Blue Mussel


Scientific Name: Mytilus edulis

Phylum: Mollusca

Class: Bivalvia

Description: Blue mussel has smooth external bivalve shell. They are ovoid in shape, bluish-black in colour, and have terminal beaks.

Distribution: Most commonly found in inter-tidal or shallow sub-tidal zones. Extends South in the western Atlantic Ocean to South Carolina .

Locomotion: Sessile – attach themselves with byssal threads to any firm support available.

Food gathering/digestion: Filter feeders – will ingest plankton and non-living organic matter. Water is driven from inhalant to exhalent parts of mantle cavity by cilia. Feeding material is sorted by size and rejected particles fall of gill edges into mantle cavity as pseudo-feces.

Gas Exchange: Mantle cavity allows ctenidia to develop a greatly enlarged surface area, which serves as both gas exchange and feeding.

Reproduction: Sexual – external fertilization happens from May to August in response to environmental triggers (increased temperature and food). Larvae hatch and are planktonic for the first 3-4 weeks then settle (spat) for a benthic existence. Once attached, they metamorphose into juveniles.

Interesting Facts: Mussels are preyed upon by sea ducks, starfish and crabs. Fouling by kelp and anemones causes suffocation by reducing water circulation through the mussel colony. When filter feeding, they can maintain pumping rates of about 1 liter/hour per gram of body weight. In NL, blue mussels are a major aquaculture industry. Wild spat is collected and placed in mussel socks.





OSC Research

Thompson Lab - Physiological genetics of the mussels Mytilus edulis and M. trossulus: R. Thompson, D. Innes (Biology).

The two species of mussels occur sympatrically in Newfoundland and produce hybrids. The viability of hybrids and the mechanisms by which the hybrid zone is maintained are being examined. Both pre- and post- zygotic mechanisms are being investigated.

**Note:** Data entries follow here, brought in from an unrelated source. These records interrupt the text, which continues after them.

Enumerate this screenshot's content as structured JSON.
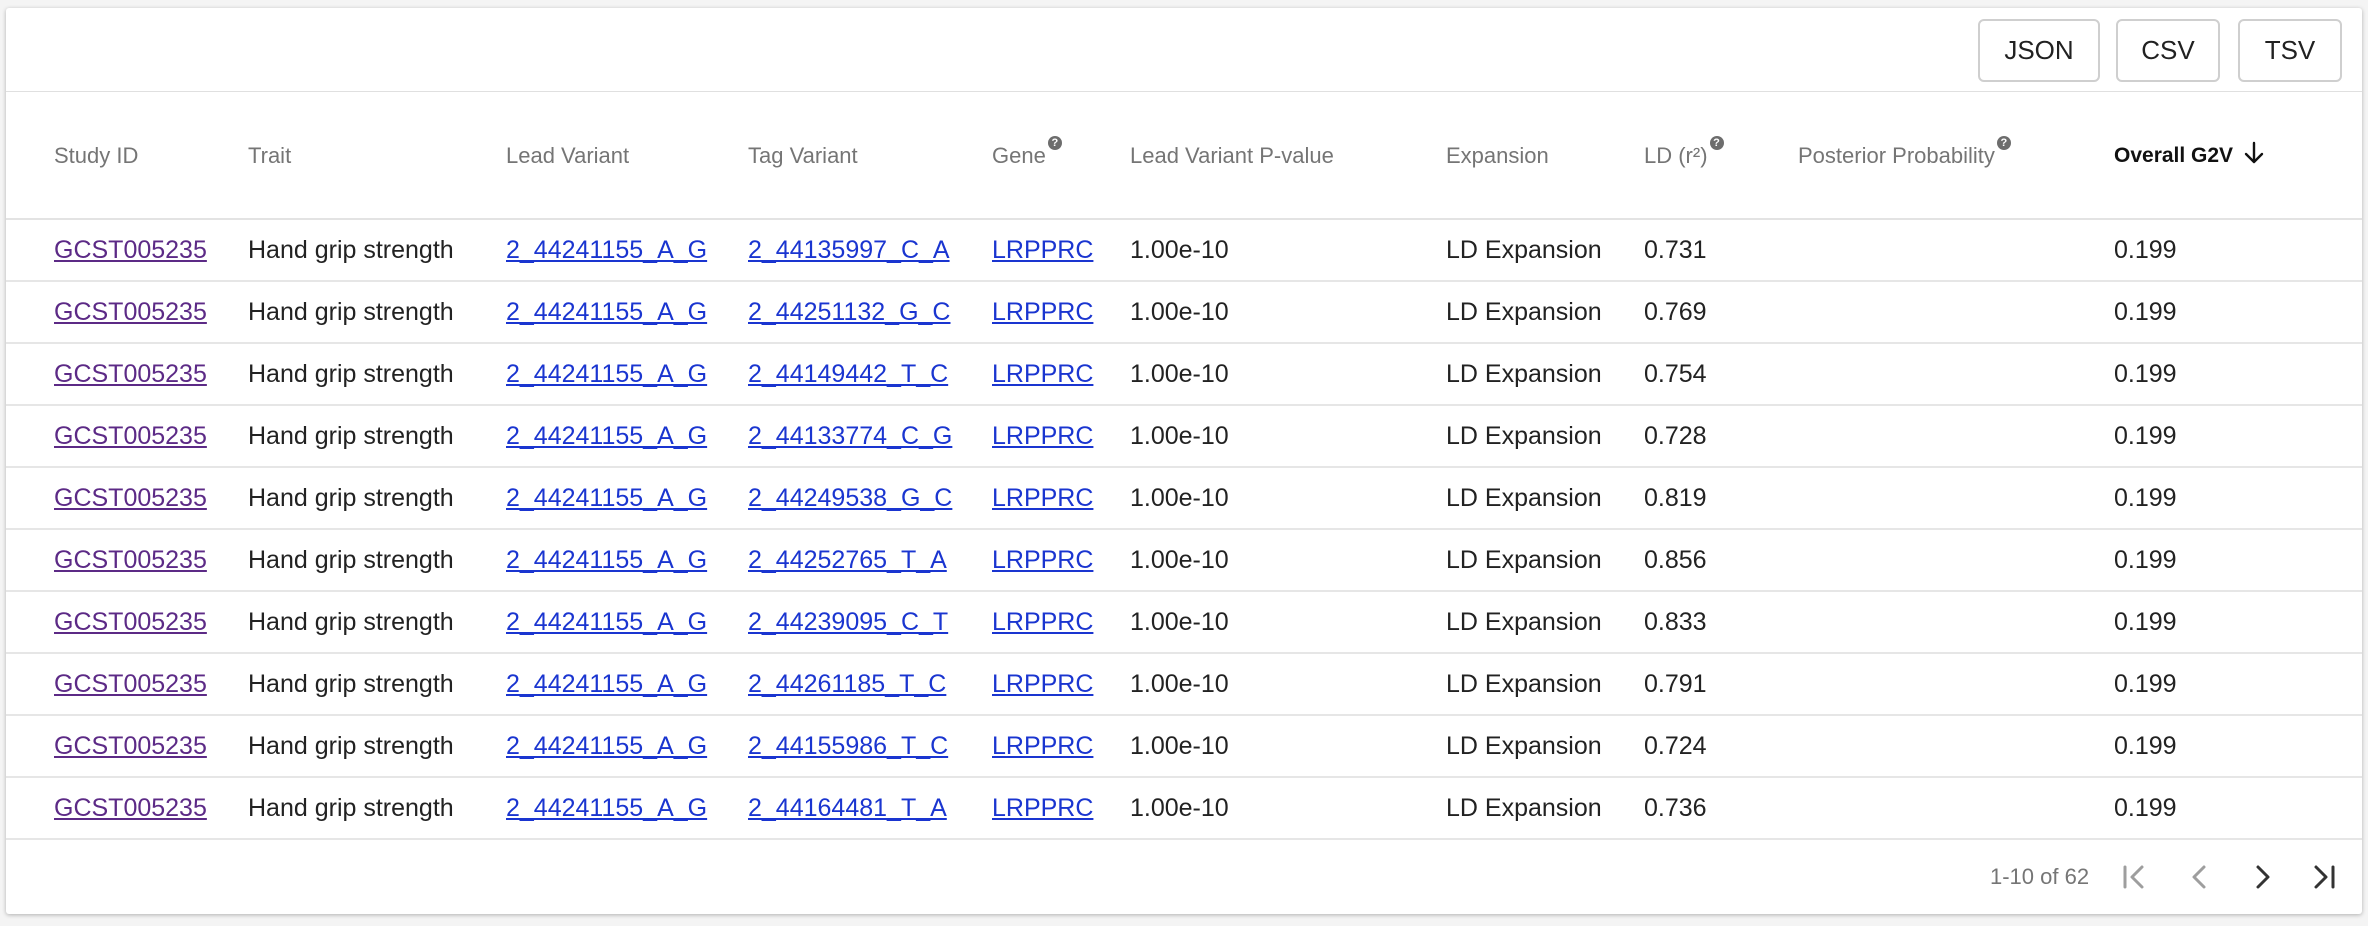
{
  "toolbar": {
    "json_label": "JSON",
    "csv_label": "CSV",
    "tsv_label": "TSV"
  },
  "headers": {
    "study_id": "Study ID",
    "trait": "Trait",
    "lead_variant": "Lead Variant",
    "tag_variant": "Tag Variant",
    "gene": "Gene",
    "lead_pvalue": "Lead Variant P-value",
    "expansion": "Expansion",
    "ld": "LD (r²)",
    "posterior": "Posterior Probability",
    "overall_g2v": "Overall G2V"
  },
  "help_glyph": "?",
  "rows": [
    {
      "study": "GCST005235",
      "trait": "Hand grip strength",
      "lead": "2_44241155_A_G",
      "tag": "2_44135997_C_A",
      "gene": "LRPPRC",
      "pval": "1.00e-10",
      "expansion": "LD Expansion",
      "ld": "0.731",
      "posterior": "",
      "g2v": "0.199"
    },
    {
      "study": "GCST005235",
      "trait": "Hand grip strength",
      "lead": "2_44241155_A_G",
      "tag": "2_44251132_G_C",
      "gene": "LRPPRC",
      "pval": "1.00e-10",
      "expansion": "LD Expansion",
      "ld": "0.769",
      "posterior": "",
      "g2v": "0.199"
    },
    {
      "study": "GCST005235",
      "trait": "Hand grip strength",
      "lead": "2_44241155_A_G",
      "tag": "2_44149442_T_C",
      "gene": "LRPPRC",
      "pval": "1.00e-10",
      "expansion": "LD Expansion",
      "ld": "0.754",
      "posterior": "",
      "g2v": "0.199"
    },
    {
      "study": "GCST005235",
      "trait": "Hand grip strength",
      "lead": "2_44241155_A_G",
      "tag": "2_44133774_C_G",
      "gene": "LRPPRC",
      "pval": "1.00e-10",
      "expansion": "LD Expansion",
      "ld": "0.728",
      "posterior": "",
      "g2v": "0.199"
    },
    {
      "study": "GCST005235",
      "trait": "Hand grip strength",
      "lead": "2_44241155_A_G",
      "tag": "2_44249538_G_C",
      "gene": "LRPPRC",
      "pval": "1.00e-10",
      "expansion": "LD Expansion",
      "ld": "0.819",
      "posterior": "",
      "g2v": "0.199"
    },
    {
      "study": "GCST005235",
      "trait": "Hand grip strength",
      "lead": "2_44241155_A_G",
      "tag": "2_44252765_T_A",
      "gene": "LRPPRC",
      "pval": "1.00e-10",
      "expansion": "LD Expansion",
      "ld": "0.856",
      "posterior": "",
      "g2v": "0.199"
    },
    {
      "study": "GCST005235",
      "trait": "Hand grip strength",
      "lead": "2_44241155_A_G",
      "tag": "2_44239095_C_T",
      "gene": "LRPPRC",
      "pval": "1.00e-10",
      "expansion": "LD Expansion",
      "ld": "0.833",
      "posterior": "",
      "g2v": "0.199"
    },
    {
      "study": "GCST005235",
      "trait": "Hand grip strength",
      "lead": "2_44241155_A_G",
      "tag": "2_44261185_T_C",
      "gene": "LRPPRC",
      "pval": "1.00e-10",
      "expansion": "LD Expansion",
      "ld": "0.791",
      "posterior": "",
      "g2v": "0.199"
    },
    {
      "study": "GCST005235",
      "trait": "Hand grip strength",
      "lead": "2_44241155_A_G",
      "tag": "2_44155986_T_C",
      "gene": "LRPPRC",
      "pval": "1.00e-10",
      "expansion": "LD Expansion",
      "ld": "0.724",
      "posterior": "",
      "g2v": "0.199"
    },
    {
      "study": "GCST005235",
      "trait": "Hand grip strength",
      "lead": "2_44241155_A_G",
      "tag": "2_44164481_T_A",
      "gene": "LRPPRC",
      "pval": "1.00e-10",
      "expansion": "LD Expansion",
      "ld": "0.736",
      "posterior": "",
      "g2v": "0.199"
    }
  ],
  "pagination": {
    "range_text": "1-10 of 62"
  },
  "colors": {
    "link": "#1a35d0",
    "visited_link": "#5c2a86",
    "header_text": "#757575",
    "divider": "#e6e6e6"
  },
  "icons": {
    "sort": "arrow-down-icon",
    "first": "first-page-icon",
    "prev": "chevron-left-icon",
    "next": "chevron-right-icon",
    "last": "last-page-icon"
  }
}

A combination of nuclear and allozyme markers is being used. At most sites M. trossulus dominates the larval and juvenile stages, while M. edulis is dominant in the adults. There is a partial separation in the timing of the reproductive cycles, permitting some interbreeding between the species and accounting partially for the presence of hybrids. Preliminary work suggests that there may be partial blocks to fertilisation between the species. Laboratory studies are in progress to compare fertilisation rates for F1 x F1 crosses and backcrosses from F1s to the each parent species, as well as the growth and survival rates of the resulting larvae and spat. This work is relevant to the mussel aquaculture industry in Atlantic Canada, because both species and their hybrids occur at mussel farms, and there is evidence that in some sites M. trossulus is a less desirable product than M. edulis.